Is the average American investor an idiot? I found myself pondering that question yesterday as I tried not once, but twice (unsuccessfully, I might add), to edge myself into some DXD calls between the spread. This is a trade I've already been burned on three times in the past 9 months. And by burned, I mean the options expired worthless. 100% loss. Three times now. And I'm trying it again.
Paul Farrell wrote this piece a couple months ago, and it has rattled around inside my head since then. He says Wall Street looks at the investing public as a bunch of "predictably stupid losers" and has already factored the public's predictable irrationality into its quant models. Farrell believes Wall Street regards individual investors as little more than prey.
Recently I explained why the Wall Street banks must kill financial reform to preserve their multibillion dollar bonus pool. One reader commented: "I worked at the. . . every word written here is true. Fact is, bankers regard themselves as wolves and the public as prey, and speak about it openly among themselves." Then he added a sucker punch: "What is extraordinary to me is how willingly the sheep submit to this."
Back when I wasprofessionally, I remember viewing individual investors with derision. At the time, I thought it was because I was privy to resources, systems, and information that they couldn't possibly be, so I likened their strategies to throwing darts at a board. The game was already beginning to change at that point (late 90's), but today I have to believe that individual investors don't have a prayer.
I have a friend who is a legitimate day trader, working from his home. He tells me that freqhas all but put him out of business. Where he used to be able to scalp a quarter or even a half, he's now lucky if he sees a nickel. The risk is quickly outweighing the potential reward. And he's a pro.

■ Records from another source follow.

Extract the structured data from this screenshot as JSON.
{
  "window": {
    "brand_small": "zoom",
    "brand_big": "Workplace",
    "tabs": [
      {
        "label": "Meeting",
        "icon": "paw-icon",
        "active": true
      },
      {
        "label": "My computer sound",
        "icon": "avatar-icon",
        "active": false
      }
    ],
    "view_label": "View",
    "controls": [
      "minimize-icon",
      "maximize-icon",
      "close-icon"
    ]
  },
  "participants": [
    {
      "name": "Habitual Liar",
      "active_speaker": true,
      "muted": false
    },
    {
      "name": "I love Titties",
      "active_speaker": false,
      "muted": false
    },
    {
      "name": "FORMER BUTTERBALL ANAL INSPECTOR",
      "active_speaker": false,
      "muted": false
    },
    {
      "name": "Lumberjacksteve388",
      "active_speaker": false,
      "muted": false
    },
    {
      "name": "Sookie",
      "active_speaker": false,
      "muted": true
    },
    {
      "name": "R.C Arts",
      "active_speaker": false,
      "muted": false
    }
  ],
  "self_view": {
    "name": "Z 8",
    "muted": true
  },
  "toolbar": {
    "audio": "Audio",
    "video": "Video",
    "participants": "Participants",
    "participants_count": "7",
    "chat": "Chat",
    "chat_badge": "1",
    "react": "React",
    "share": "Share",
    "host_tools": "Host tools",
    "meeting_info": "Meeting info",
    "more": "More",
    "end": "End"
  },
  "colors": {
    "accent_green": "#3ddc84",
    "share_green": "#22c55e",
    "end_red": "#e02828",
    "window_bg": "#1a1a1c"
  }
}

So my question is, can individuals make a buck on purpose in the market? I know there are all sorts of happy accidents, and I don't count those. I'm talking about old-school value investing. I suppose it's possible for someone to buy a value stock and hang on to it for twenty years and make a handy profit, but in the interim thousands of short-term traders have taken money out of the stock a hundred times over.
The market opens in three and a half hours, and I know it's going to find me tilting at the windmill of a vastly overvalued Dow once again. Maybe I'll get a fill today, and maybe it'll work out this time. Incidentally, I wasn't wrong the last three times, I was just behind when the clock ran out (as the saying goes). The market had a mini-collapse each of the three times I bet against it - it just happened a day or two after my options expired. The last time would have been a four-bagger for me.
I'm wondering what you guys think. Is the game completely rigged? Is the Street having a good laugh at Johnny Lunchbucket's expense? Am I a complete moron for betting against another obvious bubble when the Fed is clearly committed to keeping it inflated? Are individual investors really predictably stupid?